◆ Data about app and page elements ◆
▼
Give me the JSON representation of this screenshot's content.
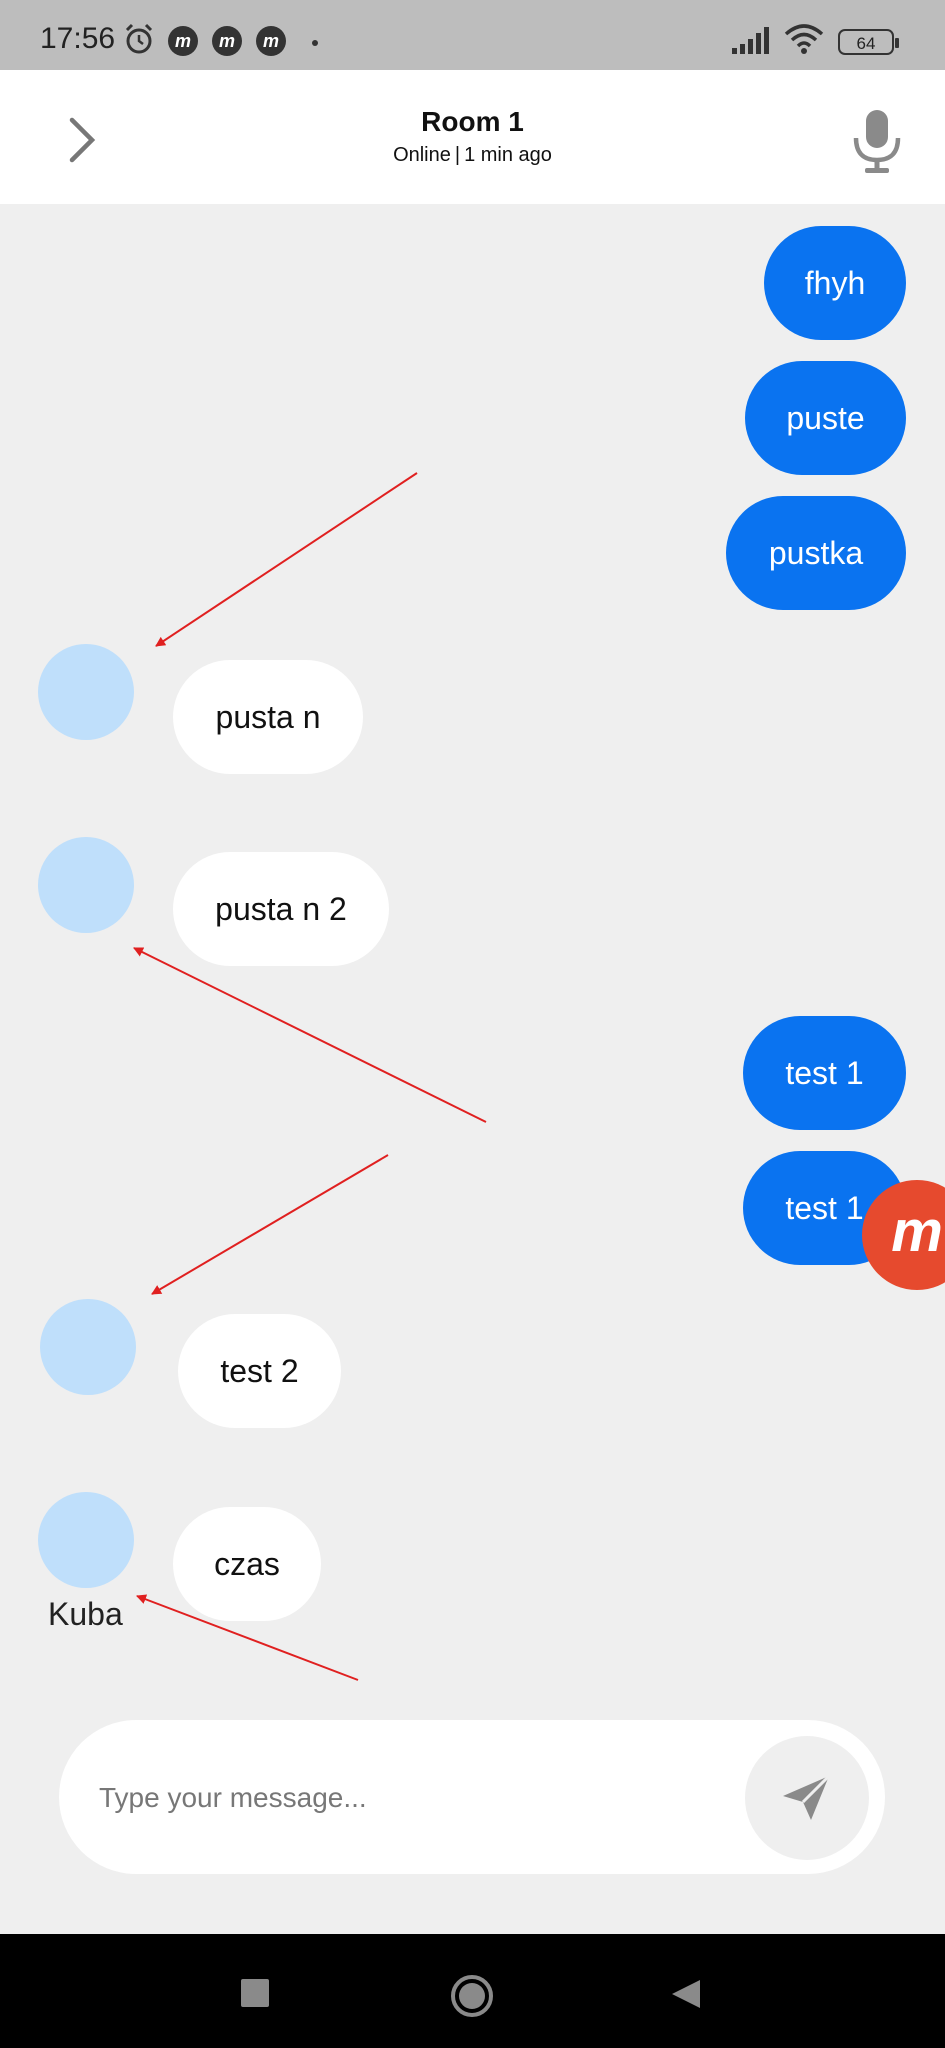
{
  "status_bar": {
    "time": "17:56",
    "icons": [
      "alarm-icon",
      "m-app-icon",
      "m-app-icon",
      "m-app-icon",
      "notification-dot-icon",
      "signal-icon",
      "wifi-icon",
      "battery-icon"
    ],
    "m_glyph": "m",
    "battery": "64"
  },
  "header": {
    "title": "Room 1",
    "status": "Online",
    "separator": "|",
    "last_seen": "1 min ago",
    "back_icon": "chevron-right-icon",
    "mic_icon": "microphone-icon"
  },
  "messages": [
    {
      "direction": "outgoing",
      "text": "fhyh"
    },
    {
      "direction": "outgoing",
      "text": "puste"
    },
    {
      "direction": "outgoing",
      "text": "pustka"
    },
    {
      "direction": "incoming",
      "text": "pusta n"
    },
    {
      "direction": "incoming",
      "text": "pusta n 2"
    },
    {
      "direction": "outgoing",
      "text": "test 1"
    },
    {
      "direction": "outgoing",
      "text": "test 1"
    },
    {
      "direction": "incoming",
      "text": "test 2"
    },
    {
      "direction": "incoming",
      "text": "czas",
      "sender": "Kuba"
    }
  ],
  "overlay": {
    "floating_app_glyph": "m",
    "floating_app_icon": "m-floating-app-icon",
    "annotation_arrow_color": "#e02020"
  },
  "composer": {
    "placeholder": "Type your message...",
    "value": "",
    "send_icon": "send-icon"
  },
  "colors": {
    "outgoing_bubble": "#0a73f0",
    "incoming_bubble": "#ffffff",
    "avatar": "#bfdffb",
    "background": "#efefef"
  },
  "nav_bar": {
    "icons": [
      "recents-square-icon",
      "home-circle-icon",
      "back-triangle-icon"
    ]
  }
}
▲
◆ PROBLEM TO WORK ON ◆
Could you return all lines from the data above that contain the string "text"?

◆ REPLY ◆
      "text": "fhyh"
      "text": "puste"
      "text": "pustka"
      "text": "pusta n"
      "text": "pusta n 2"
      "text": "test 1"
      "text": "test 1"
      "text": "test 2"
      "text": "czas",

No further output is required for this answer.